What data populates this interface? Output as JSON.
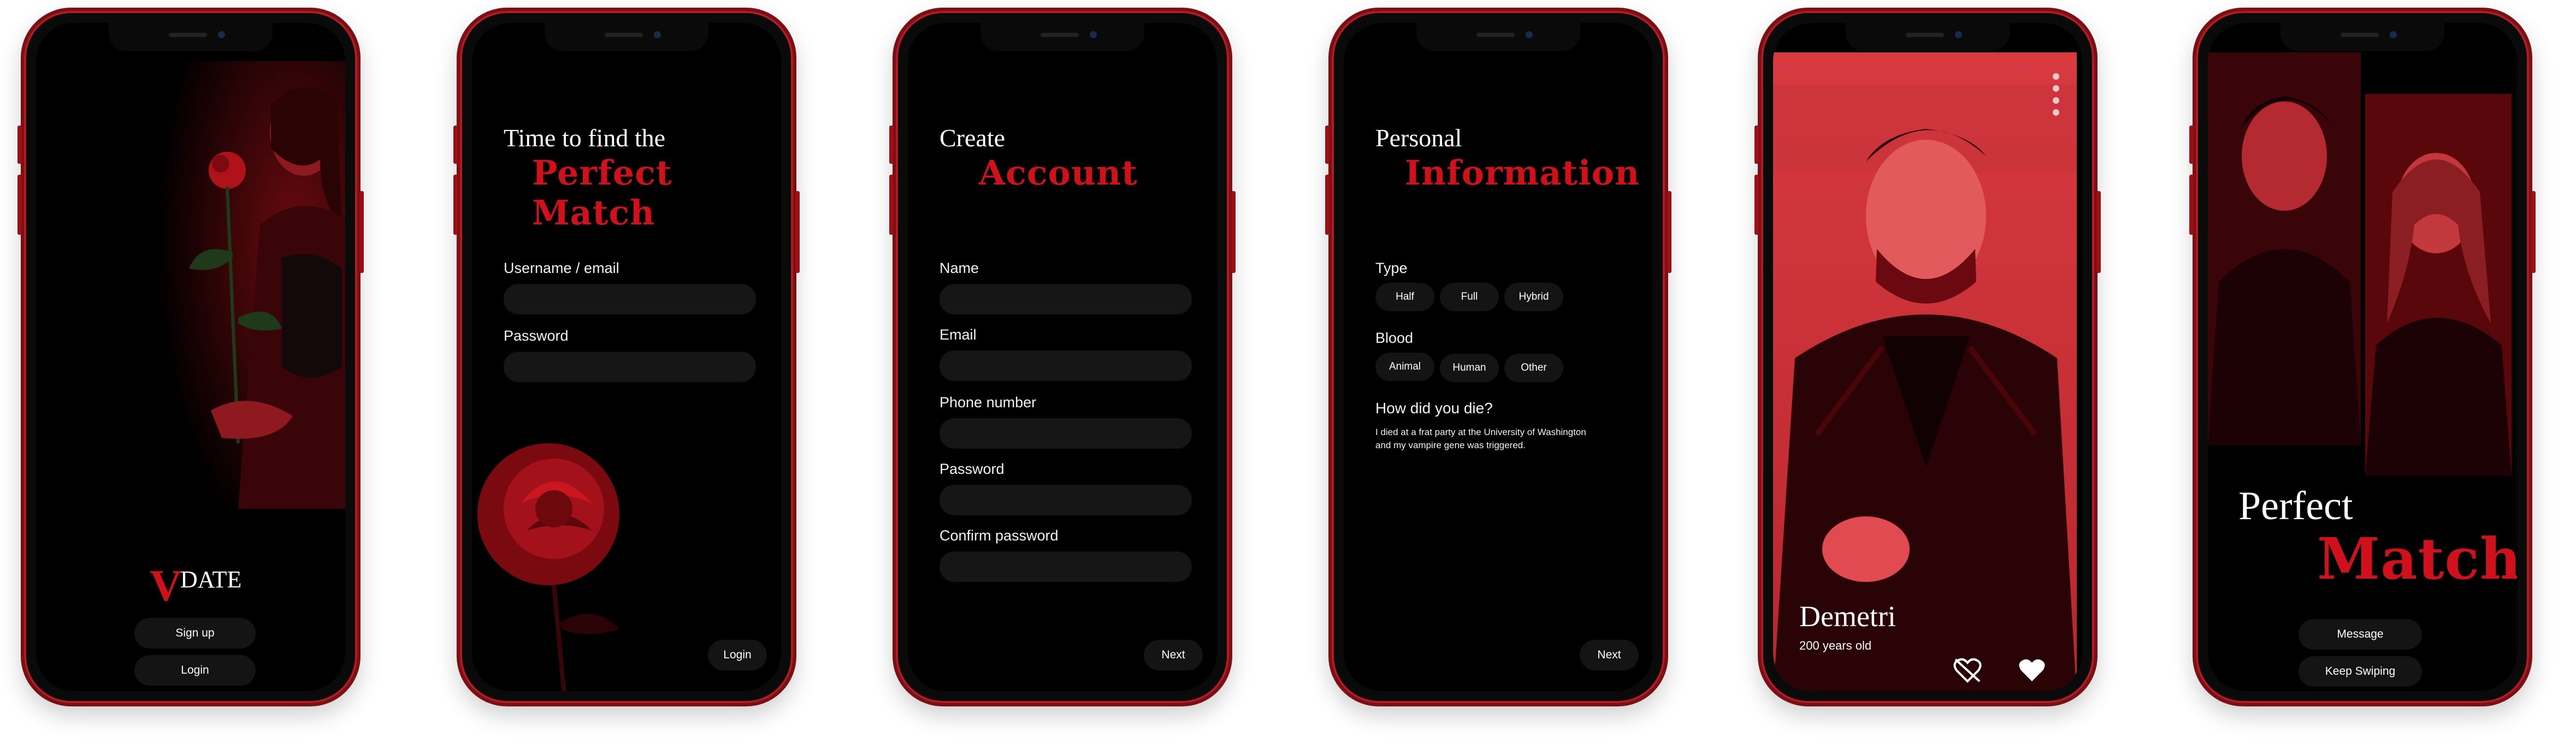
{
  "colors": {
    "accent": "#d0101a",
    "bg": "#000000",
    "frame": "#b31b22"
  },
  "screen1": {
    "logo_v": "V",
    "logo_word": "DATE",
    "signup_label": "Sign up",
    "login_label": "Login"
  },
  "screen2": {
    "title_line1": "Time to find the",
    "title_line2": "Perfect Match",
    "username_label": "Username / email",
    "password_label": "Password",
    "login_label": "Login"
  },
  "screen3": {
    "title_line1": "Create",
    "title_line2": "Account",
    "fields": [
      "Name",
      "Email",
      "Phone number",
      "Password",
      "Confirm password"
    ],
    "next_label": "Next"
  },
  "screen4": {
    "title_line1": "Personal",
    "title_line2": "Information",
    "type_label": "Type",
    "type_options": [
      "Half",
      "Full",
      "Hybrid"
    ],
    "blood_label": "Blood",
    "blood_options": [
      "Animal",
      "Human",
      "Other"
    ],
    "question": "How did you die?",
    "answer_line1": "I died at a frat party at the University of Washington",
    "answer_line2": "and my vampire gene was triggered.",
    "next_label": "Next"
  },
  "screen5": {
    "name": "Demetri",
    "age": "200 years old",
    "menu_icon": "more-vertical-icon",
    "dislike_icon": "broken-heart-icon",
    "like_icon": "heart-icon"
  },
  "screen6": {
    "title_line1": "Perfect",
    "title_line2": "Match",
    "message_label": "Message",
    "keep_swiping_label": "Keep Swiping"
  }
}
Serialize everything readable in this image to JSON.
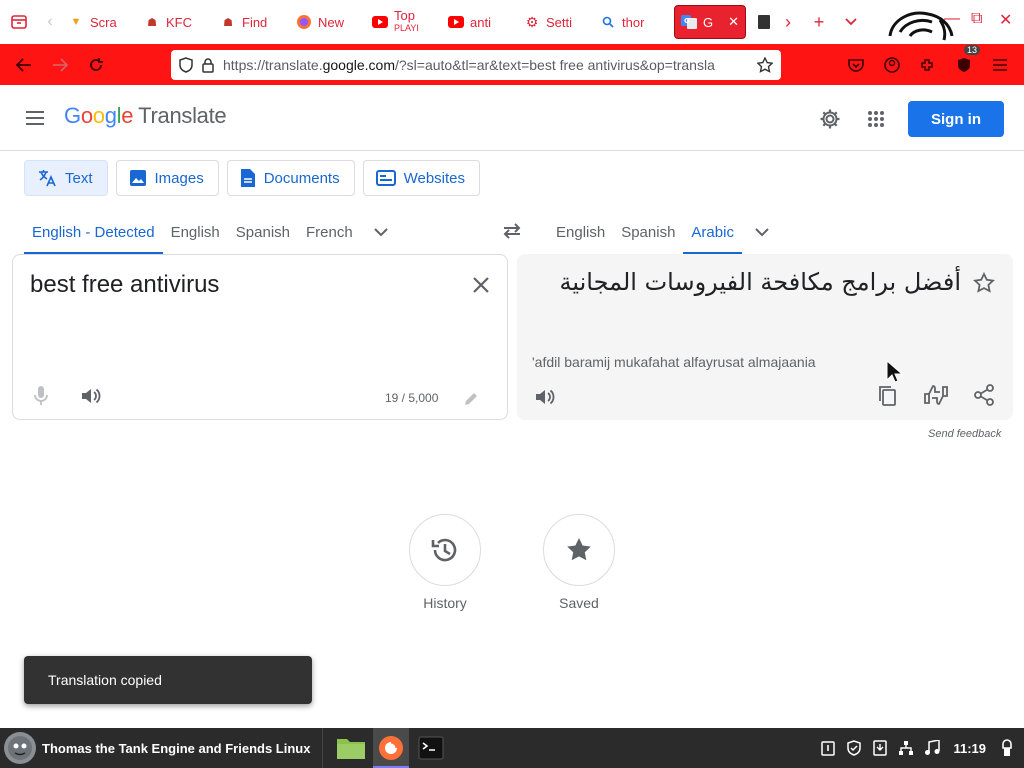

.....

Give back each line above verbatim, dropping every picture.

What data populates this interface? Output as JSON.
{
  "colors": {
    "accent": "#d0101a",
    "bg": "#000000",
    "frame": "#b31b22"
  },
  "screen1": {
    "logo_v": "V",
    "logo_word": "DATE",
    "signup_label": "Sign up",
    "login_label": "Login"
  },
  "screen2": {
    "title_line1": "Time to find the",
    "title_line2": "Perfect Match",
    "username_label": "Username / email",
    "password_label": "Password",
    "login_label": "Login"
  },
  "screen3": {
    "title_line1": "Create",
    "title_line2": "Account",
    "fields": [
      "Name",
      "Email",
      "Phone number",
      "Password",
      "Confirm password"
    ],
    "next_label": "Next"
  },
  "screen4": {
    "title_line1": "Personal",
    "title_line2": "Information",
    "type_label": "Type",
    "type_options": [
      "Half",
      "Full",
      "Hybrid"
    ],
    "blood_label": "Blood",
    "blood_options": [
      "Animal",
      "Human",
      "Other"
    ],
    "question": "How did you die?",
    "answer_line1": "I died at a frat party at the University of Washington",
    "answer_line2": "and my vampire gene was triggered.",
    "next_label": "Next"
  },
  "screen5": {
    "name": "Demetri",
    "age": "200 years old",
    "menu_icon": "more-vertical-icon",
    "dislike_icon": "broken-heart-icon",
    "like_icon": "heart-icon"
  },
  "screen6": {
    "title_line1": "Perfect",
    "title_line2": "Match",
    "message_label": "Message",
    "keep_swiping_label": "Keep Swiping"
  }
}
Serialize everything readable in this image to JSON.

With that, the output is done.